Using stainless steel, temperature controlled, open-top tanks for fermentation, the team also has decided not to add commercial yeast normally. Wine-maker Randall Watkins feels that the yeast that naturally occurs on the grapes do a fine job and provide a bit more complexity in the final product –
- the wine!
Using techniques like pump over and punching down the caps by hand on an open-top fermenter, the Laurel Glen Vineyard team mix their must gently while also blowing off some alcohol.
The Cabernet Sauvignon is kept on the skins for nine to 14 days. Fermentation is usually done to dryness, though the end point is always determined by taste.
Laurel Glen Vineyard Cabernet is more refined than many California Mountain Cabernet wines, with a vibrant, firm texture, and a complexity and density more readily identified with European wine.
A typical Laurel Glen Vineyard Cabernet displays an inky ruby color, an expressive bouquet of red cherries and blackberries, a velvety mid-palette, and always a spine of minerality that keeps the sweet fruit in check.
Beginning in 2012, winemaker Randall Watkins has started isolating a couple of barrels of the most structured Cabernet harvested from Laurel Glen Vineyard, with the aim of making a wine that will be a revelation in ten years.

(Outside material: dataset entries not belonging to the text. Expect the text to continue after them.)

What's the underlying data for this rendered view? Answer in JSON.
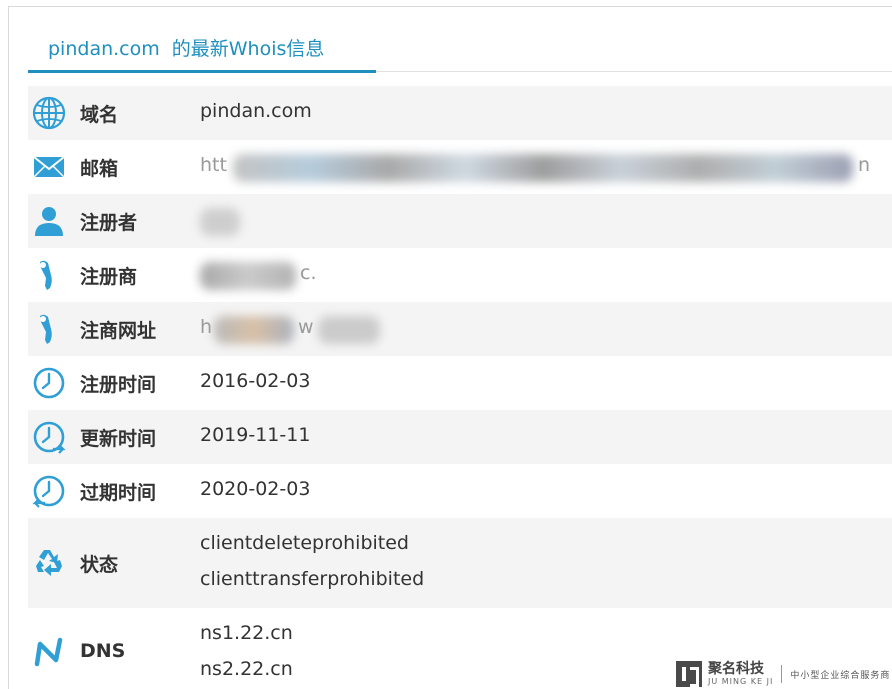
{
  "header": {
    "domain": "pindan.com",
    "suffix": "的最新Whois信息"
  },
  "colors": {
    "accent": "#1f8fbf",
    "row_alt": "#f4f4f4"
  },
  "rows": [
    {
      "icon": "globe-icon",
      "label": "域名",
      "value": "pindan.com"
    },
    {
      "icon": "mail-icon",
      "label": "邮箱",
      "value_prefix": "htt",
      "value_suffix": "n"
    },
    {
      "icon": "person-icon",
      "label": "注册者",
      "value": ""
    },
    {
      "icon": "pin-icon",
      "label": "注册商",
      "value_suffix": "c."
    },
    {
      "icon": "pin-icon",
      "label": "注商网址",
      "value_prefix": "h",
      "value_suffix": "w"
    },
    {
      "icon": "clock-icon",
      "label": "注册时间",
      "value": "2016-02-03"
    },
    {
      "icon": "clock-forward-icon",
      "label": "更新时间",
      "value": "2019-11-11"
    },
    {
      "icon": "clock-back-icon",
      "label": "过期时间",
      "value": "2020-02-03"
    },
    {
      "icon": "recycle-icon",
      "label": "状态",
      "values": [
        "clientdeleteprohibited",
        "clienttransferprohibited"
      ]
    },
    {
      "icon": "dns-icon",
      "label": "DNS",
      "values": [
        "ns1.22.cn",
        "ns2.22.cn"
      ]
    }
  ],
  "watermark": {
    "name_cn": "聚名科技",
    "name_en": "JU MING KE JI",
    "slogan": "中小型企业综合服务商"
  }
}
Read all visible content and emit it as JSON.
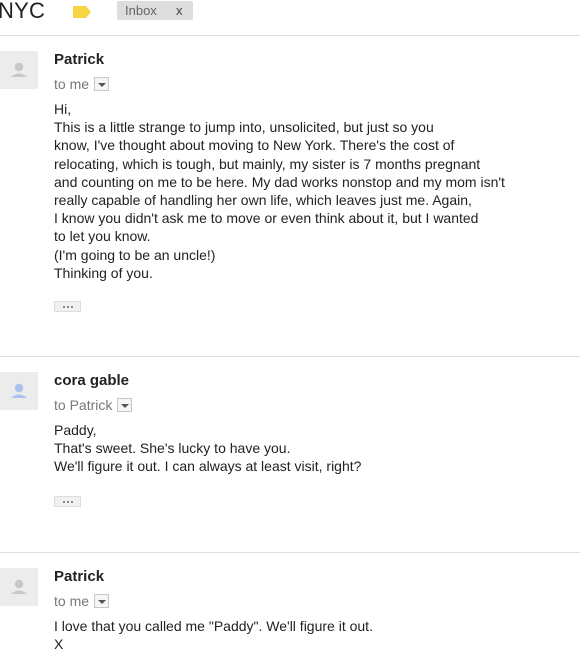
{
  "header": {
    "subject": "NYC",
    "label_color": "#f7d545",
    "tag_icon": "label-tag-icon",
    "inbox_chip": {
      "label": "Inbox",
      "close": "x"
    }
  },
  "messages": [
    {
      "sender": "Patrick",
      "recipient": "to me",
      "avatar_icon": "person-icon",
      "avatar_color": "#c8c8c8",
      "body": [
        "Hi,",
        "This is a little strange to jump into, unsolicited, but just so you",
        "know, I've thought about moving to New York. There's the cost of",
        "relocating, which is tough, but mainly, my sister is 7 months pregnant",
        "and counting on me to be here. My dad works nonstop and my mom isn't",
        "really capable of handling her own life, which leaves just me. Again,",
        "I know you didn't ask me to move or even think about it, but I wanted",
        "to let you know.",
        "(I'm going to be an uncle!)",
        "Thinking of you."
      ],
      "show_trimmed": true
    },
    {
      "sender": "cora gable",
      "recipient": "to Patrick",
      "avatar_icon": "person-icon",
      "avatar_color": "#a9c2f0",
      "body": [
        "Paddy,",
        "That's sweet. She's lucky to have you.",
        "We'll figure it out. I can always at least visit, right?"
      ],
      "show_trimmed": true
    },
    {
      "sender": "Patrick",
      "recipient": "to me",
      "avatar_icon": "person-icon",
      "avatar_color": "#c8c8c8",
      "body": [
        "I love that you called me \"Paddy\". We'll figure it out.",
        "X"
      ],
      "show_trimmed": false
    }
  ]
}
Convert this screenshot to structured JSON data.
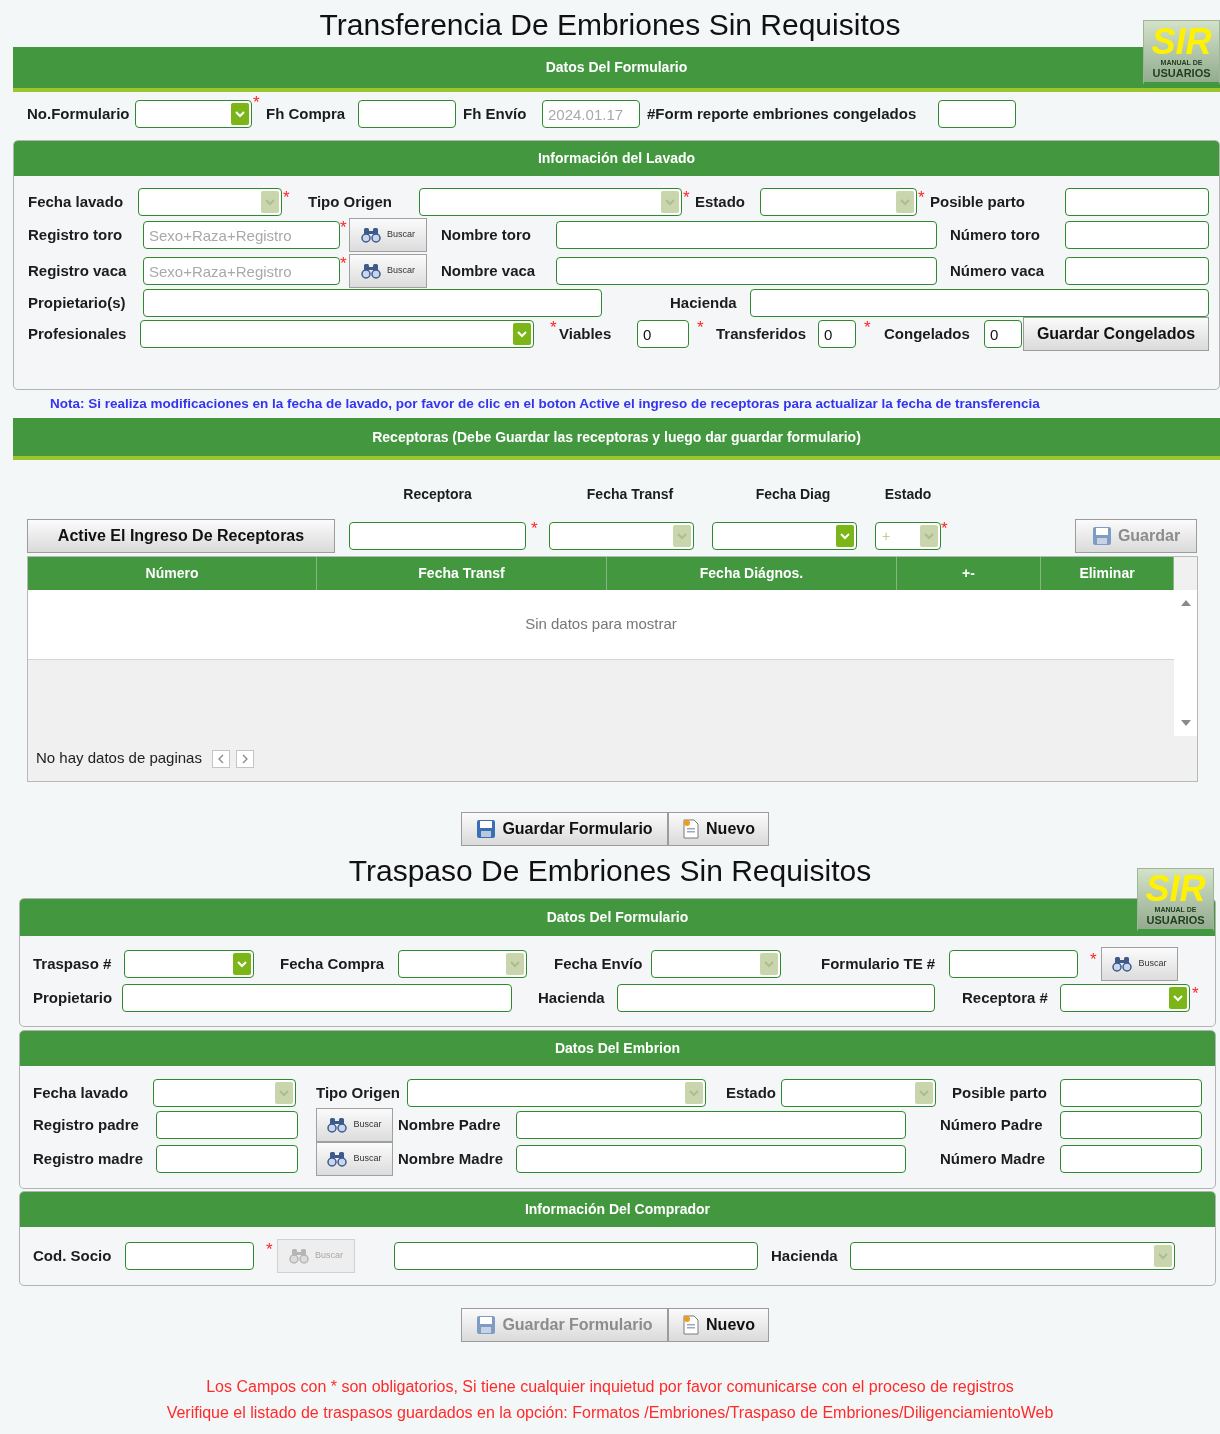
{
  "forms": [
    {
      "title": "Transferencia De Embriones Sin Requisitos",
      "logo": {
        "title": "SIR",
        "line_1": "MANUAL DE",
        "line_2": "USUARIOS"
      },
      "sections": [
        {
          "kind": "banner",
          "title": "Datos Del Formulario",
          "rows": [
            {
              "items": [
                {
                  "kind": "label",
                  "text": "No.Formulario"
                },
                {
                  "kind": "select",
                  "disabled": false
                },
                {
                  "kind": "mark",
                  "text": "*"
                },
                {
                  "kind": "label",
                  "text": "Fh Compra"
                },
                {
                  "kind": "input"
                },
                {
                  "kind": "label",
                  "text": "Fh Envío"
                },
                {
                  "kind": "input",
                  "placeholder": "2024.01.17"
                },
                {
                  "kind": "label",
                  "text": "#Form reporte embriones congelados"
                },
                {
                  "kind": "input"
                }
              ]
            }
          ]
        },
        {
          "kind": "card",
          "title": "Información del Lavado",
          "rows": [
            {
              "items": [
                {
                  "kind": "label",
                  "text": "Fecha lavado"
                },
                {
                  "kind": "select",
                  "disabled": true
                },
                {
                  "kind": "mark",
                  "text": "*"
                },
                {
                  "kind": "label",
                  "text": "Tipo Origen"
                },
                {
                  "kind": "select",
                  "disabled": true
                },
                {
                  "kind": "mark",
                  "text": "*"
                },
                {
                  "kind": "label",
                  "text": "Estado"
                },
                {
                  "kind": "select",
                  "disabled": true
                },
                {
                  "kind": "mark",
                  "text": "*"
                },
                {
                  "kind": "label",
                  "text": "Posible parto"
                },
                {
                  "kind": "input"
                }
              ]
            },
            {
              "items": [
                {
                  "kind": "label",
                  "text": "Registro toro"
                },
                {
                  "kind": "input",
                  "placeholder": "Sexo+Raza+Registro"
                },
                {
                  "kind": "mark",
                  "text": "*"
                },
                {
                  "kind": "search",
                  "label": "Buscar",
                  "disabled": false
                },
                {
                  "kind": "label",
                  "text": "Nombre toro"
                },
                {
                  "kind": "input"
                },
                {
                  "kind": "label",
                  "text": "Número toro"
                },
                {
                  "kind": "input"
                }
              ]
            },
            {
              "items": [
                {
                  "kind": "label",
                  "text": "Registro vaca"
                },
                {
                  "kind": "input",
                  "placeholder": "Sexo+Raza+Registro"
                },
                {
                  "kind": "mark",
                  "text": "*"
                },
                {
                  "kind": "search",
                  "label": "Buscar",
                  "disabled": false
                },
                {
                  "kind": "label",
                  "text": "Nombre vaca"
                },
                {
                  "kind": "input"
                },
                {
                  "kind": "label",
                  "text": "Número vaca"
                },
                {
                  "kind": "input"
                }
              ]
            },
            {
              "items": [
                {
                  "kind": "label",
                  "text": "Propietario(s)"
                },
                {
                  "kind": "input"
                },
                {
                  "kind": "label",
                  "text": "Hacienda"
                },
                {
                  "kind": "input"
                }
              ]
            },
            {
              "items": [
                {
                  "kind": "label",
                  "text": "Profesionales"
                },
                {
                  "kind": "select",
                  "disabled": false
                },
                {
                  "kind": "mark",
                  "text": "*"
                },
                {
                  "kind": "label",
                  "text": "Viables"
                },
                {
                  "kind": "input",
                  "value": "0"
                },
                {
                  "kind": "mark",
                  "text": "*"
                },
                {
                  "kind": "label",
                  "text": "Transferidos"
                },
                {
                  "kind": "input",
                  "value": "0"
                },
                {
                  "kind": "mark",
                  "text": "*"
                },
                {
                  "kind": "label",
                  "text": "Congelados"
                },
                {
                  "kind": "input",
                  "value": "0"
                },
                {
                  "kind": "button",
                  "label": "Guardar Congelados",
                  "disabled": false
                }
              ]
            }
          ]
        }
      ],
      "note": "Nota: Si realiza modificaciones en la fecha de lavado, por favor de clic en el boton Active el ingreso de receptoras para actualizar la fecha de transferencia",
      "receptoras": {
        "title": "Receptoras (Debe Guardar las receptoras y luego dar guardar formulario)",
        "column_labels": [
          "Receptora",
          "Fecha Transf",
          "Fecha Diag",
          "Estado"
        ],
        "controls": [
          {
            "kind": "button",
            "label": "Active El Ingreso De Receptoras",
            "disabled": false
          },
          {
            "kind": "input"
          },
          {
            "kind": "mark",
            "text": "*"
          },
          {
            "kind": "select",
            "disabled": true
          },
          {
            "kind": "select",
            "disabled": false
          },
          {
            "kind": "select",
            "value": "+",
            "disabled": true
          },
          {
            "kind": "mark",
            "text": "*"
          },
          {
            "kind": "button",
            "label": "Guardar",
            "disabled": true
          }
        ],
        "table": {
          "columns": [
            "Número",
            "Fecha Transf",
            "Fecha Diágnos.",
            "+-",
            "Eliminar"
          ],
          "empty_text": "Sin datos para mostrar",
          "pager_text": "No hay datos de paginas"
        }
      },
      "buttons": [
        {
          "kind": "button",
          "label": "Guardar Formulario",
          "disabled": false
        },
        {
          "kind": "button",
          "label": "Nuevo",
          "disabled": false
        }
      ]
    },
    {
      "title": "Traspaso De Embriones Sin Requisitos",
      "logo": {
        "title": "SIR",
        "line_1": "MANUAL DE",
        "line_2": "USUARIOS"
      },
      "sections": [
        {
          "kind": "card",
          "title": "Datos Del Formulario",
          "rows": [
            {
              "items": [
                {
                  "kind": "label",
                  "text": "Traspaso #"
                },
                {
                  "kind": "select",
                  "disabled": false
                },
                {
                  "kind": "label",
                  "text": "Fecha Compra"
                },
                {
                  "kind": "select",
                  "disabled": true
                },
                {
                  "kind": "label",
                  "text": "Fecha Envío"
                },
                {
                  "kind": "select",
                  "disabled": true
                },
                {
                  "kind": "label",
                  "text": "Formulario TE #"
                },
                {
                  "kind": "input"
                },
                {
                  "kind": "mark",
                  "text": "*"
                },
                {
                  "kind": "search",
                  "label": "Buscar",
                  "disabled": false
                }
              ]
            },
            {
              "items": [
                {
                  "kind": "label",
                  "text": "Propietario"
                },
                {
                  "kind": "input"
                },
                {
                  "kind": "label",
                  "text": "Hacienda"
                },
                {
                  "kind": "input"
                },
                {
                  "kind": "label",
                  "text": "Receptora #"
                },
                {
                  "kind": "select",
                  "disabled": false
                },
                {
                  "kind": "mark",
                  "text": "*"
                }
              ]
            }
          ]
        },
        {
          "kind": "card",
          "title": "Datos Del Embrion",
          "rows": [
            {
              "items": [
                {
                  "kind": "label",
                  "text": "Fecha lavado"
                },
                {
                  "kind": "select",
                  "disabled": true
                },
                {
                  "kind": "label",
                  "text": "Tipo Origen"
                },
                {
                  "kind": "select",
                  "disabled": true
                },
                {
                  "kind": "label",
                  "text": "Estado"
                },
                {
                  "kind": "select",
                  "disabled": true
                },
                {
                  "kind": "label",
                  "text": "Posible parto"
                },
                {
                  "kind": "input"
                }
              ]
            },
            {
              "items": [
                {
                  "kind": "label",
                  "text": "Registro padre"
                },
                {
                  "kind": "input"
                },
                {
                  "kind": "search",
                  "label": "Buscar",
                  "disabled": false
                },
                {
                  "kind": "label",
                  "text": "Nombre Padre"
                },
                {
                  "kind": "input"
                },
                {
                  "kind": "label",
                  "text": "Número Padre"
                },
                {
                  "kind": "input"
                }
              ]
            },
            {
              "items": [
                {
                  "kind": "label",
                  "text": "Registro madre"
                },
                {
                  "kind": "input"
                },
                {
                  "kind": "search",
                  "label": "Buscar",
                  "disabled": false
                },
                {
                  "kind": "label",
                  "text": "Nombre Madre"
                },
                {
                  "kind": "input"
                },
                {
                  "kind": "label",
                  "text": "Número Madre"
                },
                {
                  "kind": "input"
                }
              ]
            }
          ]
        },
        {
          "kind": "card",
          "title": "Información Del Comprador",
          "rows": [
            {
              "items": [
                {
                  "kind": "label",
                  "text": "Cod. Socio"
                },
                {
                  "kind": "input"
                },
                {
                  "kind": "mark",
                  "text": "*"
                },
                {
                  "kind": "search",
                  "label": "Buscar",
                  "disabled": true
                },
                {
                  "kind": "input"
                },
                {
                  "kind": "label",
                  "text": "Hacienda"
                },
                {
                  "kind": "select",
                  "disabled": true
                }
              ]
            }
          ]
        }
      ],
      "buttons": [
        {
          "kind": "button",
          "label": "Guardar Formulario",
          "disabled": true
        },
        {
          "kind": "button",
          "label": "Nuevo",
          "disabled": false
        }
      ]
    }
  ],
  "footer": [
    "Los Campos con * son obligatorios, Si tiene cualquier inquietud por favor comunicarse con el proceso de registros",
    "Verifique el listado de traspasos guardados en la opción: Formatos /Embriones/Traspaso de Embriones/DiligenciamientoWeb"
  ]
}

Each vintage is unique.
Inaugural release: 2012 Laurel Glen Vineyard Lot 44 Cabernet Sauvignon in September of 2016 – Lucky us!! Case production is only 190 – I’ll take a case!
The date of harvest is rarely ever the same from one year to the next, so with the grapes already stripped from the vines… we anxiously await news of the next vintage.
My glass is ready!!